Dear Armchair Psychologist,
I have a friend who doesn't reply to my messages about meeting for dinner, etc. Although, last week I ran into her at a local restaurant of mine, it has always been awkward to be friends with her. Should I continue our friendship or discontinue it? We've been friends for a total four years and nothing has changed. I don't feel as comfortable with her as my other close friends, and I don't think I'll ever be able to reach that comfort zone in pure friendship.
Dear Sadsies,I am sorry to hear you've been neglected by your friend. You may already have the answer to your question, since you're evaluating the non-existing bond between yourself and your friend.
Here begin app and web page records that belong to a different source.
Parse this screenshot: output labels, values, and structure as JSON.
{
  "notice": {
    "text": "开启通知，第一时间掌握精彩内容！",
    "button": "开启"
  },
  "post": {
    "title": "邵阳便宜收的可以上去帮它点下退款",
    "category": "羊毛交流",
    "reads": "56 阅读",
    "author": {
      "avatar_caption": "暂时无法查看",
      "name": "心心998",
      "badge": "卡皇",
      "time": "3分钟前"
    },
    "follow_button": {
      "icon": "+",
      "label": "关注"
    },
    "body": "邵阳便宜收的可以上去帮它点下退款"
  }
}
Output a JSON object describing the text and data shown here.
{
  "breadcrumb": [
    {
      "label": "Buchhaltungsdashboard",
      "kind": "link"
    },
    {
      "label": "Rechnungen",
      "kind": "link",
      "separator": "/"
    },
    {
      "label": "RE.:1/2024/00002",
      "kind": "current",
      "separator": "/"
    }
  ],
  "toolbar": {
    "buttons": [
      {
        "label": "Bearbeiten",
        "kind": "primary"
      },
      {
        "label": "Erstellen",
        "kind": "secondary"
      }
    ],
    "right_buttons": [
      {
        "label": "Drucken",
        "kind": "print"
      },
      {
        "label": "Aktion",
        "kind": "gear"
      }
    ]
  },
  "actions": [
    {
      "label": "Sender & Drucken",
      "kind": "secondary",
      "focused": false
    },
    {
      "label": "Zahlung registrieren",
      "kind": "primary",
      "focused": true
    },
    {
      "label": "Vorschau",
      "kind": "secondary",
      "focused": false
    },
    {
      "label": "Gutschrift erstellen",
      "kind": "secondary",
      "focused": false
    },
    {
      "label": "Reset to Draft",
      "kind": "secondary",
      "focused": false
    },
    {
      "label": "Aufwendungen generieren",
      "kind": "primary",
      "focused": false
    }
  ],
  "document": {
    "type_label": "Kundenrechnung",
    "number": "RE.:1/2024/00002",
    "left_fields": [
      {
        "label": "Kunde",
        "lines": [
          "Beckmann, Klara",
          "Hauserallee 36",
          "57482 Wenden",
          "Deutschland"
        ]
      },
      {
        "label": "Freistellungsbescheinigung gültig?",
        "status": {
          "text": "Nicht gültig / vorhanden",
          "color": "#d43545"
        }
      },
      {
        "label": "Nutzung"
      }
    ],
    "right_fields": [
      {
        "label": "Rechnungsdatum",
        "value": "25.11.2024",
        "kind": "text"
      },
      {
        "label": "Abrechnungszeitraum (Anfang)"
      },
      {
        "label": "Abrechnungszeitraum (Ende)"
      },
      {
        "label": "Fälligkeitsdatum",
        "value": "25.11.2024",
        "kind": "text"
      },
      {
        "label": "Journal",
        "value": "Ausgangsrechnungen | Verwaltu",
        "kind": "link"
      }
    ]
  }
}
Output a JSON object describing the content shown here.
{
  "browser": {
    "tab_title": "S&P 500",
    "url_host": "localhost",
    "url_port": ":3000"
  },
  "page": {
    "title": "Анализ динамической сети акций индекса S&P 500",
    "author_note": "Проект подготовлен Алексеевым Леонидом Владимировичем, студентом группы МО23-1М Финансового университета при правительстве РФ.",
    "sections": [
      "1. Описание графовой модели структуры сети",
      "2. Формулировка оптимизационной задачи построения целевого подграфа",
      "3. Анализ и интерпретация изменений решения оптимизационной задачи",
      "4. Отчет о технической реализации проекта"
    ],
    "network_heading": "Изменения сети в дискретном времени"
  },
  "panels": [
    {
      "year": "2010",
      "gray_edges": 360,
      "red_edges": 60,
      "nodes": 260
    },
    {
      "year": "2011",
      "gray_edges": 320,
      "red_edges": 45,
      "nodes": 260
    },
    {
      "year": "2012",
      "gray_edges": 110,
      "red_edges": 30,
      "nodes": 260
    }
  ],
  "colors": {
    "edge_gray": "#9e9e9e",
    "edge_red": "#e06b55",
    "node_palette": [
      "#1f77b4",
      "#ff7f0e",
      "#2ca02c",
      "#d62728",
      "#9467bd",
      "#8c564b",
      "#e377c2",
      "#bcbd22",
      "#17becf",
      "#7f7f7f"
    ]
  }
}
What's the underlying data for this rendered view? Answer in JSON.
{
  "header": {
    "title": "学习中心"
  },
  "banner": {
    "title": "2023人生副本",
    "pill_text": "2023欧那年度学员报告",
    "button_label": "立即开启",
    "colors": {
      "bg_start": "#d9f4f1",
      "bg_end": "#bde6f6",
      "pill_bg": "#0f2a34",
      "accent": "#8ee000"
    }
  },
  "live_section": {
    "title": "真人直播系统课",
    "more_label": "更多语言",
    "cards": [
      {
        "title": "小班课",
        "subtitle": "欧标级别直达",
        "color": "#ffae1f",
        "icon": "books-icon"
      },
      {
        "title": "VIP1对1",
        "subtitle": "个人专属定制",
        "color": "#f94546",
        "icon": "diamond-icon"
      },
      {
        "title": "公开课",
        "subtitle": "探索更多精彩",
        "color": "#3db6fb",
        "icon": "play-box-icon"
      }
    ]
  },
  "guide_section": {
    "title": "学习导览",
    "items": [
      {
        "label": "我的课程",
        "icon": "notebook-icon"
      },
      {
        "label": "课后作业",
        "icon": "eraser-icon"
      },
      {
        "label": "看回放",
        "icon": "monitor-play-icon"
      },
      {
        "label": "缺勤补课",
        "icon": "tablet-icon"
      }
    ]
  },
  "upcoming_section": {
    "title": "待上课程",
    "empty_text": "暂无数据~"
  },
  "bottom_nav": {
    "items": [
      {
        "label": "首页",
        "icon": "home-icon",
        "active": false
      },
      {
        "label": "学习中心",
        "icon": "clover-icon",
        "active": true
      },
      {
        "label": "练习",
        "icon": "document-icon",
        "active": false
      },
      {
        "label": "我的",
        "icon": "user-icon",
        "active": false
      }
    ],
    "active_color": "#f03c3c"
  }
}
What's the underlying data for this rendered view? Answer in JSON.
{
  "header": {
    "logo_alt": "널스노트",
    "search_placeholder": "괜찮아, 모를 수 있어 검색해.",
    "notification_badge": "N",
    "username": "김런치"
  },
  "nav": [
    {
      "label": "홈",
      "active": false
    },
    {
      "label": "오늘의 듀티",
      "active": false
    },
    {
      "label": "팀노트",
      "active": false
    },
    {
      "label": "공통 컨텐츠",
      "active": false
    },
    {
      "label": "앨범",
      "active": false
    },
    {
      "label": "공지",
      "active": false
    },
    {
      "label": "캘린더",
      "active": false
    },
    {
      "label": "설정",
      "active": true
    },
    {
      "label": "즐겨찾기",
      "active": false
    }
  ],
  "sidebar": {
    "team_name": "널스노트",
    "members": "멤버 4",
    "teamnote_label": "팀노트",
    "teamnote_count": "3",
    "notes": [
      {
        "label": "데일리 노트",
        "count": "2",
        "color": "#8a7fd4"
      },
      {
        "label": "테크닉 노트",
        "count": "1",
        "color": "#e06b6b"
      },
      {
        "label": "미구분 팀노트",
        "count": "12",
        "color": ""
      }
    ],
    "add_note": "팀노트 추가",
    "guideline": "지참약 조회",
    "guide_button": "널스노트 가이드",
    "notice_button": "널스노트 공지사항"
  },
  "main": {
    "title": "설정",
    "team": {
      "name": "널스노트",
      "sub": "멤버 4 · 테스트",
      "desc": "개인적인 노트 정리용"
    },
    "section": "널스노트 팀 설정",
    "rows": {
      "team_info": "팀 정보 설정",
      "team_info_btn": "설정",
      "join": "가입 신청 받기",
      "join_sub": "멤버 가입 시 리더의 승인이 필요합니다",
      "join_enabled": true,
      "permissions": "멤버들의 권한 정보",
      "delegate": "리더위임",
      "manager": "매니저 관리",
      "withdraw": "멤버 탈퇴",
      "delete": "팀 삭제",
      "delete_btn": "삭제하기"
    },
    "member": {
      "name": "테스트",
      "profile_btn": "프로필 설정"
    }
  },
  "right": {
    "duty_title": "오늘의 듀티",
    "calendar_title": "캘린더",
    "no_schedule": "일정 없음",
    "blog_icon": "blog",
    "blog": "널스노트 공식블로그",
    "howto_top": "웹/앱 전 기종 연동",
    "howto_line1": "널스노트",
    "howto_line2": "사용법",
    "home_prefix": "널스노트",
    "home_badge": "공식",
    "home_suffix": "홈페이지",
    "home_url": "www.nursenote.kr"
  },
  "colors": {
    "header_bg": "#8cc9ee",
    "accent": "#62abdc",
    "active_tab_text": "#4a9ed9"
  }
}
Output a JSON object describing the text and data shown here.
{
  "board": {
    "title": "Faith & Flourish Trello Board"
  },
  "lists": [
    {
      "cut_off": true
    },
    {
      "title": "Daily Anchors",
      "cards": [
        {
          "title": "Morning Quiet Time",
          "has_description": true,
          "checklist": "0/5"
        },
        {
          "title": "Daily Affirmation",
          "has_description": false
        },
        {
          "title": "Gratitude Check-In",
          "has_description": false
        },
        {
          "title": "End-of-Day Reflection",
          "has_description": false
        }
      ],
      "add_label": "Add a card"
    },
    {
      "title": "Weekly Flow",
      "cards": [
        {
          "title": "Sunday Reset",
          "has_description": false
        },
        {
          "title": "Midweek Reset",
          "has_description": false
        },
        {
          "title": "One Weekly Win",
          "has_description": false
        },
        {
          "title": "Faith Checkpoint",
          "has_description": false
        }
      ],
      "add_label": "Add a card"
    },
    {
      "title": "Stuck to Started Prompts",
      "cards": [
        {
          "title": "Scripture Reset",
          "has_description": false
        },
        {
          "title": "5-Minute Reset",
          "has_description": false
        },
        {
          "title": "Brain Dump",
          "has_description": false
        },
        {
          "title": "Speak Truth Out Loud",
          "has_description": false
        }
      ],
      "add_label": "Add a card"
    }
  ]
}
However, I'll gladly affirm to you that a friendship that isn't reciprocated is not a good friendship.
I have had a similar situation with a friend whom I'd grown up with but who was also consistently a very negative person, a true Debby Downer. One day, I just had enough of her criticism and vitriol. I stopped making excuses for her and dumped her. It was a great decision and I haven't looked back. With that in mind, it could be possible that something has changed in your friend's life, but it's insignificant if she isn't responding to you. It's time to dump her and spend your energy where it's appreciated. Don't dwell on this friend. History is not enough to create a lasting bond, it only means just that—you and your friend have history—so let her be history!
- The Armchair Psychologist